Extracted data section start

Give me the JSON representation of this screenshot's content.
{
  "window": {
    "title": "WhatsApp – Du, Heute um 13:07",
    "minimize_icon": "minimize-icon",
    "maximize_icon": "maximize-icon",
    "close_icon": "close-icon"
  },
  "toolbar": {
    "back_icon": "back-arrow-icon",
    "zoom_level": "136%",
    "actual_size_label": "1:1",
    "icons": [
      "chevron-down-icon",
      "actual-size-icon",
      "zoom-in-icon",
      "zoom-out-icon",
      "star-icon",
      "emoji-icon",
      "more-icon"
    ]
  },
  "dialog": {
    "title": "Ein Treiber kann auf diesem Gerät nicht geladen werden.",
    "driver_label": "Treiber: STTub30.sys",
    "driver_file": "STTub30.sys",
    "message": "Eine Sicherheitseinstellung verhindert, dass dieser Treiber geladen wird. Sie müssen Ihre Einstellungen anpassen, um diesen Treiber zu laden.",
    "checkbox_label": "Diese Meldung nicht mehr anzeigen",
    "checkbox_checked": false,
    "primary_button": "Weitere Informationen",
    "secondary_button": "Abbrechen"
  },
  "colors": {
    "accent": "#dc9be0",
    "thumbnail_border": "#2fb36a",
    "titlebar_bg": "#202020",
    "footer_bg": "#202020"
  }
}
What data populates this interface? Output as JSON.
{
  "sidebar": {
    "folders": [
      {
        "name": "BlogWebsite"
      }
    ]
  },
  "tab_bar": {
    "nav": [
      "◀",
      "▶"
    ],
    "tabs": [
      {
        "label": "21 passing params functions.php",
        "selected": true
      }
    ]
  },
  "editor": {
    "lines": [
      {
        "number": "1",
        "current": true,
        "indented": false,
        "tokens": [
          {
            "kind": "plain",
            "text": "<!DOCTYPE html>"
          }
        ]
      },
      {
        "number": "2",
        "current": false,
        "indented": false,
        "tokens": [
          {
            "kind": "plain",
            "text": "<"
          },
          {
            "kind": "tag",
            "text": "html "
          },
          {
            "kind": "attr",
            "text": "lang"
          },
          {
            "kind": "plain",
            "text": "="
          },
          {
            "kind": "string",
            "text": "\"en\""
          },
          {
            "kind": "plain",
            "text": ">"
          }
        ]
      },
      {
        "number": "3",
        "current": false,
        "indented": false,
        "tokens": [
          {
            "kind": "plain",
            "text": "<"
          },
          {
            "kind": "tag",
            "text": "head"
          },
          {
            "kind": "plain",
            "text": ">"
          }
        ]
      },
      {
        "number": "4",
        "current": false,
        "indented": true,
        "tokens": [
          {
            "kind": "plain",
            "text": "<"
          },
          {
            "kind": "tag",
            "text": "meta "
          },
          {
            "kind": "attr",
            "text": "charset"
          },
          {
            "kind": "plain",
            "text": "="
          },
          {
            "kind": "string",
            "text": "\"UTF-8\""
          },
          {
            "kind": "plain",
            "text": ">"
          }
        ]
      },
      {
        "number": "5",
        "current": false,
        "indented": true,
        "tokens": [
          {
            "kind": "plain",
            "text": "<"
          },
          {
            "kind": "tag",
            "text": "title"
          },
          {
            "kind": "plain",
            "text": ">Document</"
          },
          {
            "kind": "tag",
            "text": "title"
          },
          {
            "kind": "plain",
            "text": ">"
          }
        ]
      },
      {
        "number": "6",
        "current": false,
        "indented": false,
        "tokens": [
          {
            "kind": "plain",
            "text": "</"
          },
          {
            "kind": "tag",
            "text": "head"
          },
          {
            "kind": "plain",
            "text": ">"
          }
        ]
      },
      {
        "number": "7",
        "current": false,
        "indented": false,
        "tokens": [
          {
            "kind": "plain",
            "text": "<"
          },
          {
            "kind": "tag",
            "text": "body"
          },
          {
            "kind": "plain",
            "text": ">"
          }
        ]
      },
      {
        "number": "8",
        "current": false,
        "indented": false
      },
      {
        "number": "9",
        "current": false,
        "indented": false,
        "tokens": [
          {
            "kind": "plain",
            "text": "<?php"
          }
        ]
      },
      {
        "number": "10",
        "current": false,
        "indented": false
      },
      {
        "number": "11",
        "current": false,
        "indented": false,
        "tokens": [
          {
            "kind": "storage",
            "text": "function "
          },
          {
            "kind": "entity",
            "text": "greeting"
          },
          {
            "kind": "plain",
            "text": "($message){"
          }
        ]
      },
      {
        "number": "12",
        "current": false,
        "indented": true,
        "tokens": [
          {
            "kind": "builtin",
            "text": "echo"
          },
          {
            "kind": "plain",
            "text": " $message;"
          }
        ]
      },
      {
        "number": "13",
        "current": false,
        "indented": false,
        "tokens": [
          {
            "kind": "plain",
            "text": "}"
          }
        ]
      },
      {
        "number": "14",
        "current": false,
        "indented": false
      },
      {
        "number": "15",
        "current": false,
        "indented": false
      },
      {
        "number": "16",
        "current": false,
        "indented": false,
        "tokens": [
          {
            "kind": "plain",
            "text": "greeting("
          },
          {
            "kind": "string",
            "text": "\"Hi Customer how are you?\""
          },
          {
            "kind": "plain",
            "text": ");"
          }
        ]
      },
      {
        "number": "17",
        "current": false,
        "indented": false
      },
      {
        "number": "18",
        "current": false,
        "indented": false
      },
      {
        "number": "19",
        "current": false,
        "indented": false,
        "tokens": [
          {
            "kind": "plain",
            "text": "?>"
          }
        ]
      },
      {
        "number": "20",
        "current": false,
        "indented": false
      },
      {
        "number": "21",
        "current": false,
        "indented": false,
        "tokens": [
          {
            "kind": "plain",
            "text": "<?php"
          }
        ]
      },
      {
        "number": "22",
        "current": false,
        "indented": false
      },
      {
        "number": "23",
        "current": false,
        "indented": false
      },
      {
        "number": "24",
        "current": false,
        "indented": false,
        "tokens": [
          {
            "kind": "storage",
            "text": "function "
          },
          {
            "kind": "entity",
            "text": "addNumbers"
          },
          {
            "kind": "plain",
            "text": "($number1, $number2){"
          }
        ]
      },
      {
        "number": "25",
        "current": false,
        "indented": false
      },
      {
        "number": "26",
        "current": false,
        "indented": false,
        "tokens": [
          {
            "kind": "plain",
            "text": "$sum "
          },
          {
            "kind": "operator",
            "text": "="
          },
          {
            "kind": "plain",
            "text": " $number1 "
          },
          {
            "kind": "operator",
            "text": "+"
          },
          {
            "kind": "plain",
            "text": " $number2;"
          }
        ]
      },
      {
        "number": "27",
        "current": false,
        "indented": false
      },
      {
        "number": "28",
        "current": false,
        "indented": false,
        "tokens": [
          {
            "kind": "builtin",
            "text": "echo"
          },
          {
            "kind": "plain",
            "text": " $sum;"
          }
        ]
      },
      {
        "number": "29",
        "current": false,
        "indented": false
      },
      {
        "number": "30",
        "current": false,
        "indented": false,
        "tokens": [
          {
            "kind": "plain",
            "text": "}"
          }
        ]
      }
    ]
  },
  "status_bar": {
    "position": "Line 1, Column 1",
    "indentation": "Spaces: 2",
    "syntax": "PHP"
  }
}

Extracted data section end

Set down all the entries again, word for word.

Give me the JSON representation of this screenshot's content.
{
  "window": {
    "title": "WhatsApp – Du, Heute um 13:07",
    "minimize_icon": "minimize-icon",
    "maximize_icon": "maximize-icon",
    "close_icon": "close-icon"
  },
  "toolbar": {
    "back_icon": "back-arrow-icon",
    "zoom_level": "136%",
    "actual_size_label": "1:1",
    "icons": [
      "chevron-down-icon",
      "actual-size-icon",
      "zoom-in-icon",
      "zoom-out-icon",
      "star-icon",
      "emoji-icon",
      "more-icon"
    ]
  },
  "dialog": {
    "title": "Ein Treiber kann auf diesem Gerät nicht geladen werden.",
    "driver_label": "Treiber: STTub30.sys",
    "driver_file": "STTub30.sys",
    "message": "Eine Sicherheitseinstellung verhindert, dass dieser Treiber geladen wird. Sie müssen Ihre Einstellungen anpassen, um diesen Treiber zu laden.",
    "checkbox_label": "Diese Meldung nicht mehr anzeigen",
    "checkbox_checked": false,
    "primary_button": "Weitere Informationen",
    "secondary_button": "Abbrechen"
  },
  "colors": {
    "accent": "#dc9be0",
    "thumbnail_border": "#2fb36a",
    "titlebar_bg": "#202020",
    "footer_bg": "#202020"
  }
}
What data populates this interface? Output as JSON.
{
  "sidebar": {
    "folders": [
      {
        "name": "BlogWebsite"
      }
    ]
  },
  "tab_bar": {
    "nav": [
      "◀",
      "▶"
    ],
    "tabs": [
      {
        "label": "21 passing params functions.php",
        "selected": true
      }
    ]
  },
  "editor": {
    "lines": [
      {
        "number": "1",
        "current": true,
        "indented": false,
        "tokens": [
          {
            "kind": "plain",
            "text": "<!DOCTYPE html>"
          }
        ]
      },
      {
        "number": "2",
        "current": false,
        "indented": false,
        "tokens": [
          {
            "kind": "plain",
            "text": "<"
          },
          {
            "kind": "tag",
            "text": "html "
          },
          {
            "kind": "attr",
            "text": "lang"
          },
          {
            "kind": "plain",
            "text": "="
          },
          {
            "kind": "string",
            "text": "\"en\""
          },
          {
            "kind": "plain",
            "text": ">"
          }
        ]
      },
      {
        "number": "3",
        "current": false,
        "indented": false,
        "tokens": [
          {
            "kind": "plain",
            "text": "<"
          },
          {
            "kind": "tag",
            "text": "head"
          },
          {
            "kind": "plain",
            "text": ">"
          }
        ]
      },
      {
        "number": "4",
        "current": false,
        "indented": true,
        "tokens": [
          {
            "kind": "plain",
            "text": "<"
          },
          {
            "kind": "tag",
            "text": "meta "
          },
          {
            "kind": "attr",
            "text": "charset"
          },
          {
            "kind": "plain",
            "text": "="
          },
          {
            "kind": "string",
            "text": "\"UTF-8\""
          },
          {
            "kind": "plain",
            "text": ">"
          }
        ]
      },
      {
        "number": "5",
        "current": false,
        "indented": true,
        "tokens": [
          {
            "kind": "plain",
            "text": "<"
          },
          {
            "kind": "tag",
            "text": "title"
          },
          {
            "kind": "plain",
            "text": ">Document</"
          },
          {
            "kind": "tag",
            "text": "title"
          },
          {
            "kind": "plain",
            "text": ">"
          }
        ]
      },
      {
        "number": "6",
        "current": false,
        "indented": false,
        "tokens": [
          {
            "kind": "plain",
            "text": "</"
          },
          {
            "kind": "tag",
            "text": "head"
          },
          {
            "kind": "plain",
            "text": ">"
          }
        ]
      },
      {
        "number": "7",
        "current": false,
        "indented": false,
        "tokens": [
          {
            "kind": "plain",
            "text": "<"
          },
          {
            "kind": "tag",
            "text": "body"
          },
          {
            "kind": "plain",
            "text": ">"
          }
        ]
      },
      {
        "number": "8",
        "current": false,
        "indented": false
      },
      {
        "number": "9",
        "current": false,
        "indented": false,
        "tokens": [
          {
            "kind": "plain",
            "text": "<?php"
          }
        ]
      },
      {
        "number": "10",
        "current": false,
        "indented": false
      },
      {
        "number": "11",
        "current": false,
        "indented": false,
        "tokens": [
          {
            "kind": "storage",
            "text": "function "
          },
          {
            "kind": "entity",
            "text": "greeting"
          },
          {
            "kind": "plain",
            "text": "($message){"
          }
        ]
      },
      {
        "number": "12",
        "current": false,
        "indented": true,
        "tokens": [
          {
            "kind": "builtin",
            "text": "echo"
          },
          {
            "kind": "plain",
            "text": " $message;"
          }
        ]
      },
      {
        "number": "13",
        "current": false,
        "indented": false,
        "tokens": [
          {
            "kind": "plain",
            "text": "}"
          }
        ]
      },
      {
        "number": "14",
        "current": false,
        "indented": false
      },
      {
        "number": "15",
        "current": false,
        "indented": false
      },
      {
        "number": "16",
        "current": false,
        "indented": false,
        "tokens": [
          {
            "kind": "plain",
            "text": "greeting("
          },
          {
            "kind": "string",
            "text": "\"Hi Customer how are you?\""
          },
          {
            "kind": "plain",
            "text": ");"
          }
        ]
      },
      {
        "number": "17",
        "current": false,
        "indented": false
      },
      {
        "number": "18",
        "current": false,
        "indented": false
      },
      {
        "number": "19",
        "current": false,
        "indented": false,
        "tokens": [
          {
            "kind": "plain",
            "text": "?>"
          }
        ]
      },
      {
        "number": "20",
        "current": false,
        "indented": false
      },
      {
        "number": "21",
        "current": false,
        "indented": false,
        "tokens": [
          {
            "kind": "plain",
            "text": "<?php"
          }
        ]
      },
      {
        "number": "22",
        "current": false,
        "indented": false
      },
      {
        "number": "23",
        "current": false,
        "indented": false
      },
      {
        "number": "24",
        "current": false,
        "indented": false,
        "tokens": [
          {
            "kind": "storage",
            "text": "function "
          },
          {
            "kind": "entity",
            "text": "addNumbers"
          },
          {
            "kind": "plain",
            "text": "($number1, $number2){"
          }
        ]
      },
      {
        "number": "25",
        "current": false,
        "indented": false
      },
      {
        "number": "26",
        "current": false,
        "indented": false,
        "tokens": [
          {
            "kind": "plain",
            "text": "$sum "
          },
          {
            "kind": "operator",
            "text": "="
          },
          {
            "kind": "plain",
            "text": " $number1 "
          },
          {
            "kind": "operator",
            "text": "+"
          },
          {
            "kind": "plain",
            "text": " $number2;"
          }
        ]
      },
      {
        "number": "27",
        "current": false,
        "indented": false
      },
      {
        "number": "28",
        "current": false,
        "indented": false,
        "tokens": [
          {
            "kind": "builtin",
            "text": "echo"
          },
          {
            "kind": "plain",
            "text": " $sum;"
          }
        ]
      },
      {
        "number": "29",
        "current": false,
        "indented": false
      },
      {
        "number": "30",
        "current": false,
        "indented": false,
        "tokens": [
          {
            "kind": "plain",
            "text": "}"
          }
        ]
      }
    ]
  },
  "status_bar": {
    "position": "Line 1, Column 1",
    "indentation": "Spaces: 2",
    "syntax": "PHP"
  }
}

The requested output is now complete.